Skip to main content

NC State Receives Record Gift

Chancellor Randy Woodson announced today that the university has received the largest gift in its history—$40 million—from Lonnie and Carol Johnson Poole.

The substantial part of their contribution, $37 million, funds an endowment to support the College of Management, which is now named the Lonnie C. Poole Jr. College of Management.

“With this transformational gift, it’s a new day for NC State. Today, we send a signal to the rest of the state and to the country that NC State University is prepared to compete on the highest national levels. Donors like Lonnie and Carol Poole understand that this university can and will use their gifts to make a broad impact that is felt well beyond our campus,” Woodson said.

The Pooles’ gift includes $2.5 million to fund the Carol Johnson Poole Club House at the Lonnie C. Poole Jr. Golf Course on Centennial Campus. The Carol Johnson Poole Endowment for Humanities and Social Sciences at NC State will be funded with $500,000 from the gift.

Lonnie Poole is the founder of Raleigh-based Waste Industries USA Inc. He is a longtime friend and supporter of NC State University, where he received his bachelor’s degree in civil engineering in 1959. He is a member and vice chairman of the Board of Directors for the North Carolina State University Foundation and also provided a naming gift for the university’s new golf course.

The Poole College of Management endowment will support development of new programs, student scholarships and fellowships, faculty research and other college development activities, Woodson said.

“This endowment will enable us to advance the college to a new era by expanding and complementing our focus on technology, innovation, entrepreneurship and globalization with a new, strong emphasis in the area of sustainability,” said Ira R. Weiss, dean of the Poole College of Management.
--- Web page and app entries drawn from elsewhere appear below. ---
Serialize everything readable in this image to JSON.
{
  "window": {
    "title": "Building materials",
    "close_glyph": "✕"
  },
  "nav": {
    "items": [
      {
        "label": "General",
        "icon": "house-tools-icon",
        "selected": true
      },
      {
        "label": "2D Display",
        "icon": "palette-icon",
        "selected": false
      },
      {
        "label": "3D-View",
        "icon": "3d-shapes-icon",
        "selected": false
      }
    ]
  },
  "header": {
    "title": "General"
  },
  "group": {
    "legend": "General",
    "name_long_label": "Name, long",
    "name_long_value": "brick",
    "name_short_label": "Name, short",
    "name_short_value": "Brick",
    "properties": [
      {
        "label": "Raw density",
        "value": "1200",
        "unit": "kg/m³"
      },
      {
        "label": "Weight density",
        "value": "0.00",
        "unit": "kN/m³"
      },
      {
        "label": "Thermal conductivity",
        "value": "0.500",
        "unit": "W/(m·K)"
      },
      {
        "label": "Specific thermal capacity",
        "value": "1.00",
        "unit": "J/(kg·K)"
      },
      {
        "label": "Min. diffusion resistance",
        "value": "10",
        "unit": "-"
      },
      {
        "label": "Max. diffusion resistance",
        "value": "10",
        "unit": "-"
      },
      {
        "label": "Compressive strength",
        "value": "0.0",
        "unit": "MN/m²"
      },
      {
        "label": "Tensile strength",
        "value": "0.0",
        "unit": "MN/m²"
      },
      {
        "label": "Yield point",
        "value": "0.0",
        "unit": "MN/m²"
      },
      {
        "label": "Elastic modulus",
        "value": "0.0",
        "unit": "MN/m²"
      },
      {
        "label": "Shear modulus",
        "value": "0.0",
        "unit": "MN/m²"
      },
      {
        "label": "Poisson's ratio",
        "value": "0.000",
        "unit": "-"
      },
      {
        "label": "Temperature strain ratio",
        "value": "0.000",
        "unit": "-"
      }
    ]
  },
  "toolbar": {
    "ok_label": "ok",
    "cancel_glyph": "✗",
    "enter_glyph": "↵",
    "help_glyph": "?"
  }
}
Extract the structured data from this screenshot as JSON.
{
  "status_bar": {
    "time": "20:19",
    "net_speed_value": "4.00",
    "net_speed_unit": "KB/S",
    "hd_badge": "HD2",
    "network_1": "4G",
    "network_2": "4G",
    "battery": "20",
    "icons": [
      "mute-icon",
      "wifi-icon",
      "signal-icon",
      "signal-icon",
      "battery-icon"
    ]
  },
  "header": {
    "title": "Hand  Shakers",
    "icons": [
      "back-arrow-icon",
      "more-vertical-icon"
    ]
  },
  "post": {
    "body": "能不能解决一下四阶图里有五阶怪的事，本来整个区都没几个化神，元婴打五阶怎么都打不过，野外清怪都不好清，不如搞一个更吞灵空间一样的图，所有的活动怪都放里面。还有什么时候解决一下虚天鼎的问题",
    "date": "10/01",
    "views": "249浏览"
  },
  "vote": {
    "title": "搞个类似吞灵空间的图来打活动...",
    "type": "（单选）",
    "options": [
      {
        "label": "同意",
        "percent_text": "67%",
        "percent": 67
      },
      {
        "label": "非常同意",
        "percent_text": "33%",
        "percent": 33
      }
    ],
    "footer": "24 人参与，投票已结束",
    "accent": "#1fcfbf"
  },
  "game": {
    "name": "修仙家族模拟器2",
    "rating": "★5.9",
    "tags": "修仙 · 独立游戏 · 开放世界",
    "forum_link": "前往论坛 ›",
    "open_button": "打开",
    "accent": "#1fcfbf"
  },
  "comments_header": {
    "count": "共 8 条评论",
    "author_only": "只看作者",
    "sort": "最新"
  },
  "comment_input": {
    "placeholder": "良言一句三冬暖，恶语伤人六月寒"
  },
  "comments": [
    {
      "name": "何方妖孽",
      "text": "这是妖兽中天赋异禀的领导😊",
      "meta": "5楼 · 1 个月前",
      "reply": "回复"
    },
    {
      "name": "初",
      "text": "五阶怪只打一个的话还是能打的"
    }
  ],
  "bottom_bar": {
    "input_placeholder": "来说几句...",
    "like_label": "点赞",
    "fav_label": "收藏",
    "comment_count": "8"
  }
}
“NC State has long been known for its work in sustainability. As a business college, we understand that sustainability is a critical business imperative. It impacts our society, our economy and, most importantly, the environment. It also impacts the corporate bottom line.

“We need to educate future leaders to view sustainability—and environmental impact—as complementary to innovation and entrepreneurship, and to show that it is not only socially responsible but that it makes good business sense, and must become a core value. Technology will play a huge role in sustainability innovation, and we here at NC State and in Research Triangle Park are in a great place to adopt sustainability and environmental impact as an ethical component of building future businesses.

“This endowment also will allow us to compete for new faculty and to retain current faculty through recognition of leadership and seed funding for research.”